Climate change is expected to be one of the top threats to biodiversity in the 21st century. Changing climate regimes are predicted to cause major shifts in the geographic distribution of climate envelopes currently occupied by individual species. In particular, suitable habitat is projected to shift strongly northward and up in elevation requiring dispersal and colonization of new areas. At the same time, these climate-change driven range dynamics are likely to cause population declines or regional extinctions at the southern distributional limits of species unless populations can rapidly adapt to novel environmental conditions.
Climate change models predict that 18-37% of species are threatened with extinction because of an inability to migrate quickly enough to track the movement of suitable habitat. Global hotspots of endemism are especially at risk because many of these contain high concentrations of narrowly endemic species in small geographic areas. One standard approach to species conservation – preserving habitat where threatened species are concentrated – may fail if suitable habitat in the future lies outside of current areas of occupation. The extent to which dispersal limitation may affect species’ responses to climate change remains poorly understood. This problem is particularly relevant for plants because dispersal limitation is common at both local and regional spatial scales.
Species’ responses to historical climate change provide a window into the problem. It is well known that species’ ranges shifted dramatically and that extinctions were caused by historical fluctuations in climate. Temperate Deciduous Forests (TDF), the subject of this investigation, were widespread across North America and Eurasia during the late Cretaceous and Tertiary including high latitude areas now occupied by boreal forest and tundra. Cooling and drying during the Pliocene and glaciation during the Pleistocene forced species southward in a series of climate-driven range contractions. While vagile species such as trees and animals rapidly recolonized northern areas following glacial retreat, many herbaceous species appear to have failed to do so. The southeastern United States and southern Europe contain a great diversity of narrowly endemic herbaceous plants, many of which are very closely related to widespread species.
Jesse Bellemare (Smith College) and I conducted a biogeographic analysis of the distribution of narrow-ranged forest herbs in eastern North America, in an effort to (1) identify biodiversity hotspots and (2) understand the relationship between species richness and the location of the last glacial maximum. In the figure below, you can see a very high concentration of small-ranged, endemic forest herbs at the southern tail of the Appalachians, in the panhandle of Florida, and in the Ozarks of southern Missouri and Arkansas. There is also a strong correspondence between the concentration of small-ranged plants and the location of the last glacial maximum, with very few of those species occurring north of the boundary. This analysis appears in a book chapter (Bellemare and Moeller 2014) in The Herbaceous Layer in Forests of Eastern North America (2nd edition).

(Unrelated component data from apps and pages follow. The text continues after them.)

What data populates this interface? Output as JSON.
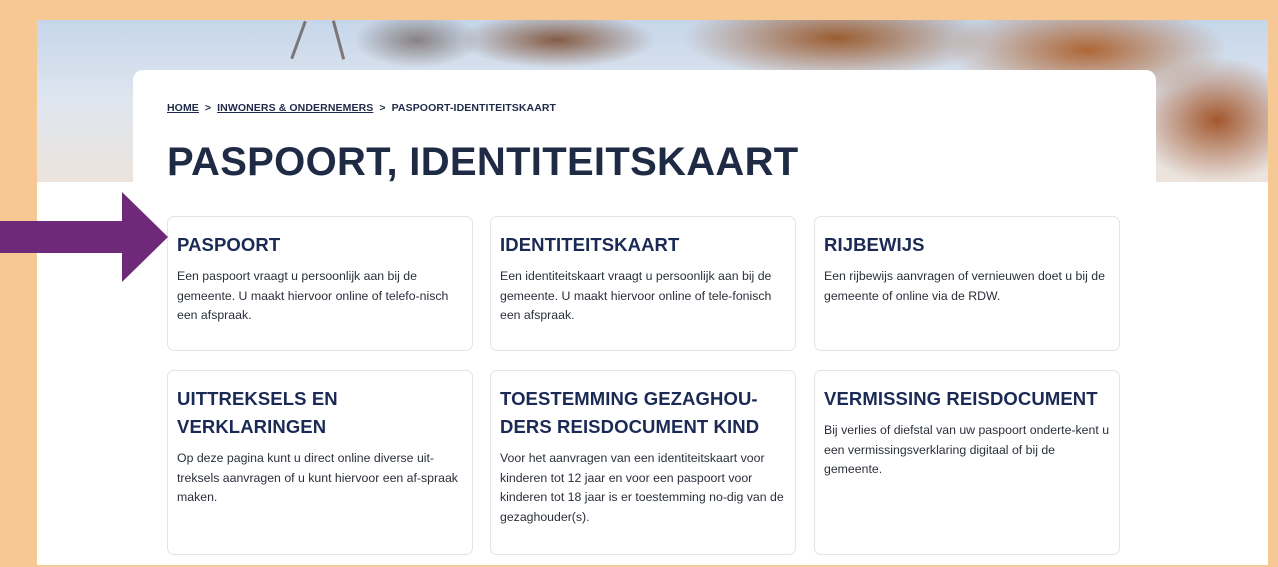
{
  "breadcrumb": {
    "home": "HOME",
    "sep1": ">",
    "section": "INWONERS & ONDERNEMERS",
    "sep2": ">",
    "current": "PASPOORT-IDENTITEITSKAART"
  },
  "page_title": "PASPOORT, IDENTITEITSKAART",
  "tiles": [
    {
      "title": "PASPOORT",
      "text": "Een paspoort vraagt u persoonlijk aan bij de gemeente. U maakt hiervoor online of telefo-nisch een afspraak."
    },
    {
      "title": "IDENTITEITSKAART",
      "text": "Een identiteitskaart vraagt u persoonlijk aan bij de gemeente. U maakt hiervoor online of tele-fonisch een afspraak."
    },
    {
      "title": "RIJBEWIJS",
      "text": "Een rijbewijs aanvragen of vernieuwen doet u bij de gemeente of online via de RDW."
    },
    {
      "title": "UITTREKSELS EN VERKLARINGEN",
      "text": "Op deze pagina kunt u direct online diverse uit-treksels aanvragen of u kunt hiervoor een af-spraak maken."
    },
    {
      "title": "TOESTEMMING GEZAGHOU-DERS REISDOCUMENT KIND",
      "text": "Voor het aanvragen van een identiteitskaart voor kinderen tot 12 jaar en voor een paspoort voor kinderen tot 18 jaar is er toestemming no-dig van de gezaghouder(s)."
    },
    {
      "title": "VERMISSING REISDOCUMENT",
      "text": "Bij verlies of diefstal van uw paspoort onderte-kent u een vermissingsverklaring digitaal of bij de gemeente."
    }
  ],
  "colors": {
    "frame": "#f5c894",
    "title": "#1f2b45",
    "tile_title": "#1a2a55",
    "arrow": "#6e2a78"
  },
  "icons": {
    "annotation_arrow": "right-arrow-icon"
  }
}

Little is understood about the causes of endemism of TDF plants in the Southeastern United States. That is, are hotspots of endemism in TDF plants the result of high in situ diversification (ecological endemism) or because they served as glacial refugia and limited dispersal has hampered subsequent northward range expansion? Answering these questions has important applied implications since climate change models predict that these regions off narrow endemism may become unsuitable under future climates. Specifically, the potential to recolonize northern areas with a managed relocation conservation strategy remains largely unexplored in terms of empirical studies.

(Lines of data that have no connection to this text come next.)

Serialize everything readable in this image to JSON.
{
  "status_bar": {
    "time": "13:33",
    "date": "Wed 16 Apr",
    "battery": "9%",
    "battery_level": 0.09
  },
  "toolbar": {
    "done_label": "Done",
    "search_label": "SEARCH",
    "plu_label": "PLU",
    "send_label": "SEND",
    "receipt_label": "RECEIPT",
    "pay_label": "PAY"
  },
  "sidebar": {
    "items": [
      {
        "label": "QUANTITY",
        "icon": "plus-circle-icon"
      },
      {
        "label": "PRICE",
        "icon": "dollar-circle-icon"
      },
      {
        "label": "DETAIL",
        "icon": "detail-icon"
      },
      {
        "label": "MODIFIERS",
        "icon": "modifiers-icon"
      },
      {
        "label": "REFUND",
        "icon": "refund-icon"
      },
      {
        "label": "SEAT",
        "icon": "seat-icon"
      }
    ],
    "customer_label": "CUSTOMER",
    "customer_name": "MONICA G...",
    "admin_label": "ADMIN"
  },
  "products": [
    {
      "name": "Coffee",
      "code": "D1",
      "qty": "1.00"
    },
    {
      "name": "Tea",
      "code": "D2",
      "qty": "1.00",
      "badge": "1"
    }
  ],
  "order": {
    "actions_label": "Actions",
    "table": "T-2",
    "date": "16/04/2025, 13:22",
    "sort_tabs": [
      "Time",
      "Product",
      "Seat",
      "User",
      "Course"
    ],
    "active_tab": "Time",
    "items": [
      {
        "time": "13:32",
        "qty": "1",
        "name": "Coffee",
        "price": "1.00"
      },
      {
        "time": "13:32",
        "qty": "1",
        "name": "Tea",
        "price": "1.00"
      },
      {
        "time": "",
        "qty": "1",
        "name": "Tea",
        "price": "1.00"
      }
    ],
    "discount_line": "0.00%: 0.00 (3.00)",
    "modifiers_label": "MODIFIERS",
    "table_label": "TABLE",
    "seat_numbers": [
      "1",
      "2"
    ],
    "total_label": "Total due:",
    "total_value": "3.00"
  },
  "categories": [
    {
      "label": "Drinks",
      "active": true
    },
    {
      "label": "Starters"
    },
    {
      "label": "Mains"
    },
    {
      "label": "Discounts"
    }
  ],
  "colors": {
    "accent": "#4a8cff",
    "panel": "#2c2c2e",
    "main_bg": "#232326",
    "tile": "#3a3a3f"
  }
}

In collaboration with Jesse Bellemare (Smith College), we have pursued focused research on two plant species that are narrowly endemic to the high elevations of the Southern Appalachians. Beginning ~ 10 years ago, we initiated an experiment on Diphylleia cymosa (Berberidaceae) that involved transplanting seeds into 3 sites in its native range (North Carolina) and 5 sites north of its current distribution – these sites span from Virginia to Massachusetts. We have followed these experiments from germination to flowering. After ~ 10 years, plants are just beginning to flower!!

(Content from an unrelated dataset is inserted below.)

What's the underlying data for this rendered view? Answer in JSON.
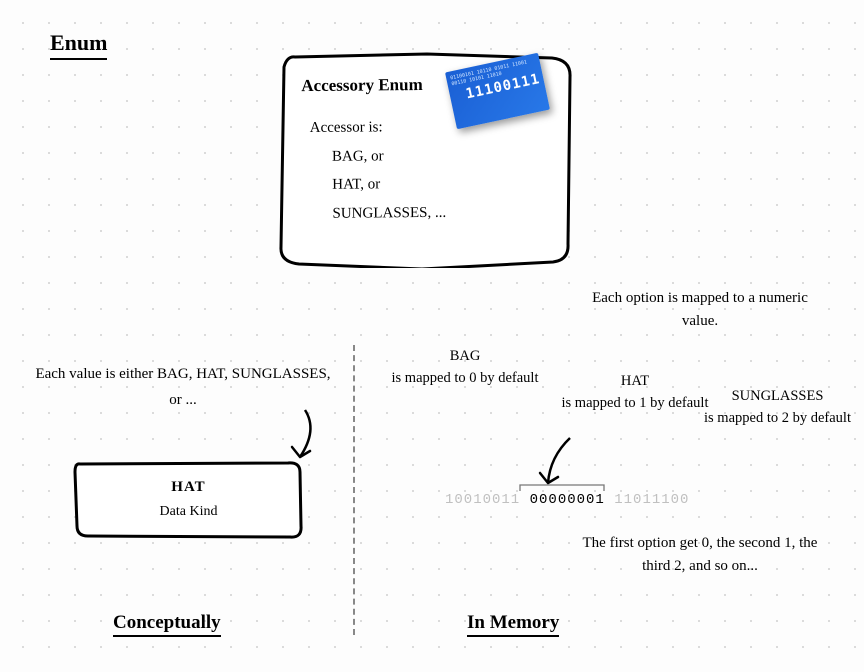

Diphylleia cymosa fruits and flowers
Stephanie Erlandson, a graduate student in the lab, has undertaken a study of Phacelia fimbriata, an annual plant with a distribution similarly as narrow as Diphylleia. She has conducted transplant experiments both at a local scale — from inside to outside of natural population boundaries — and at a continental scale — from inside the native range to far north of it (as far north as PA). She has also developed species distribution models (SDMs) that predict the distribution of suitable habitat in the current climate as well as in a range of future climates. This work collectively evaluates the hypothesis that northern range limits are set by limited dispersal vs. limited adaptation, and examines the consequences of climate change for the distribution and persistence of the species.
Bellemare, J. & D.A. Moeller. 2014. Climate change and the herbaceous layer of temperate deciduous forests. in. F.S. Gilliam, ed., The Herbaceous Layer in Forests of Eastern North America (2nd ed.), pp. 460-480. Oxford University Press.